Certainly, the share price looks to have hit rock bottom, as problems at parent company level clobber investor confidence. Peters says that the fund was valued at 16 percent less than the net value of its assets at the end of March. Its shares cost 84p apiece, and it was sitting on almost £400 million in cash. “With 811 million shares, that means it’s got around 50p per share in cash,” he says. “Therefore its assets are quite cheap.”

The analysts are also quite happy with the range of 3i Infrastructure’s portfolio now that it has diversified away from UK PFI – in contrast to the likes of Australia’s Babcock and Brown, which one London analyst says is too focused on public private partnerships since a restructuring at the end of last year. “Compared with Babcock and Brown or HSBC Infrastructure, its assets are slightly different,” he says. “A PFI contract is a stream of payments for the term of the contract – it’s an expiring asset.” That’s not the case for several of 3i Infrastructure’s assets.

So it’s diversified enough for investors to reckon it’s a decent punt, and it has enough cash to exploit any bargains thrown up by recession. “If it’s able to pick up assets from distressed sellers, for example Macquarie, it could pick them up at a good value,” says Peters. The group doesn’t deny it’s looking for this kind of deal at the moment.
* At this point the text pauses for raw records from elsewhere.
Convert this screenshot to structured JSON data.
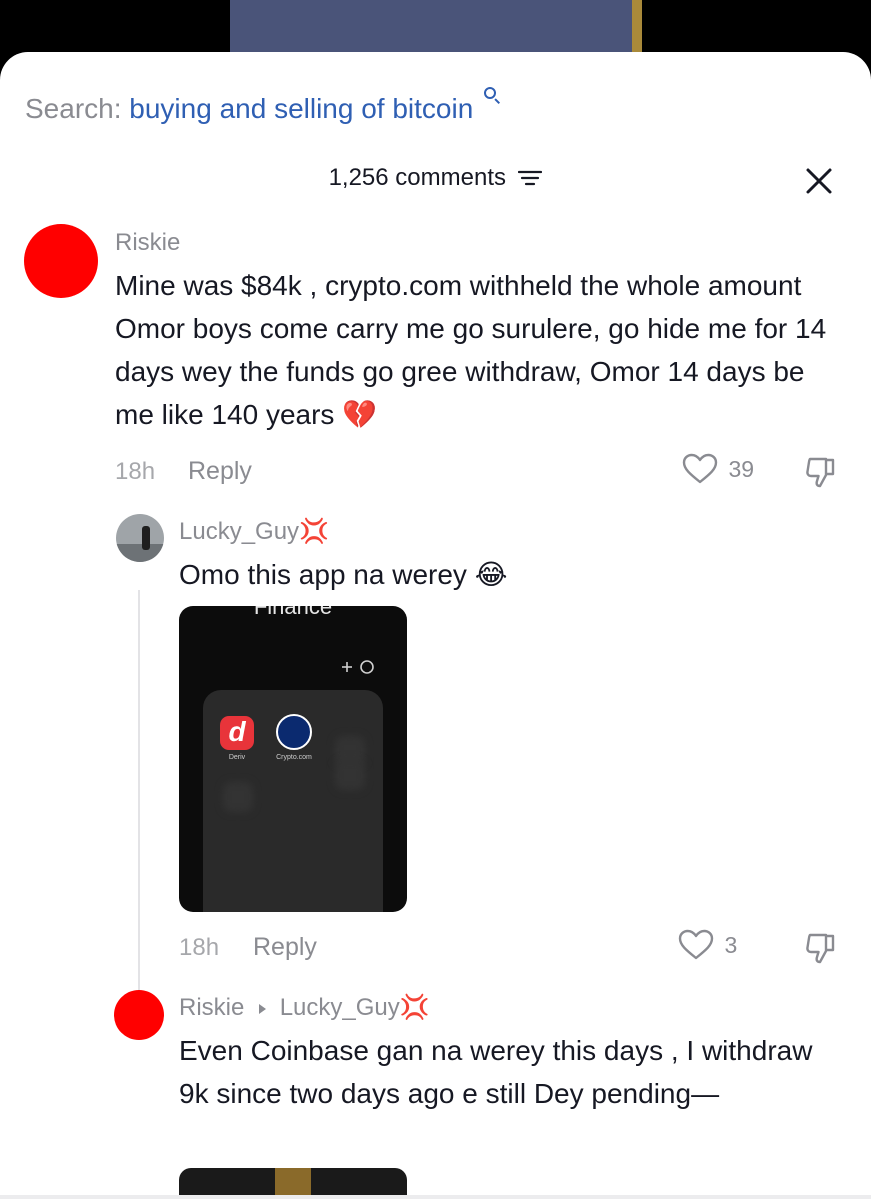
{
  "search": {
    "prefix": "Search:",
    "query": "buying and selling of bitcoin"
  },
  "header": {
    "comments_count": "1,256 comments"
  },
  "colors": {
    "link_blue": "#2f5fb3",
    "avatar_red": "#ff0000",
    "muted_gray": "#8a8b91"
  },
  "icons": {
    "search": "search-icon",
    "sort": "sort-icon",
    "close": "close-icon",
    "like": "heart-icon",
    "dislike": "thumbs-down-icon"
  },
  "comments": [
    {
      "username": "Riskie",
      "text": "Mine was $84k , crypto.com withheld the whole amount Omor boys come carry me go surulere, go hide me for 14 days wey the funds go gree withdraw, Omor 14 days be me like 140 years",
      "emoji": "💔",
      "time": "18h",
      "reply_label": "Reply",
      "likes": "39"
    },
    {
      "username": "Lucky_Guy",
      "user_emoji": "💢",
      "text": "Omo this app na werey",
      "emoji": "😂",
      "time": "18h",
      "reply_label": "Reply",
      "likes": "3",
      "attachment": {
        "folder_label": "Finance",
        "apps": [
          {
            "name": "Deriv",
            "letter": "d"
          },
          {
            "name": "Crypto.com"
          }
        ]
      }
    },
    {
      "username": "Riskie",
      "reply_to": "Lucky_Guy",
      "reply_to_emoji": "💢",
      "text": "Even Coinbase gan na werey this days , I withdraw 9k since two days ago e still Dey pending—"
    }
  ]
}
Its problem remains the long shadow cast over it by 3i Group’s weakness. There’s little doubt that the parent is being forced to sell decent assets to raise cash quickly: it recently announced an offer for the assets of 3i Quoted Private Equity, in which it holds a 45 percent stake. That could give it a much-needed £110 million cash injection.

So might it be tempted to sell off its remaining stake in 3i Infrastructure? Analysts say it could flog off its 33 percent stake profitably. But they also reckon 3i Infrastructure is one of the Group’s few assets likely to be on the up over the coming months, and that the parent will want to keep a toe-hold in infrastructure if it possibly can. Queen recently promised the Group would not sell any shares in the company for 180 days. He also insisted the parent group remains committed to infrastructure. Whether 3i Group remains true to that will depend on how much it needs ready cash now to stop the slide of its share price, and its credit rating.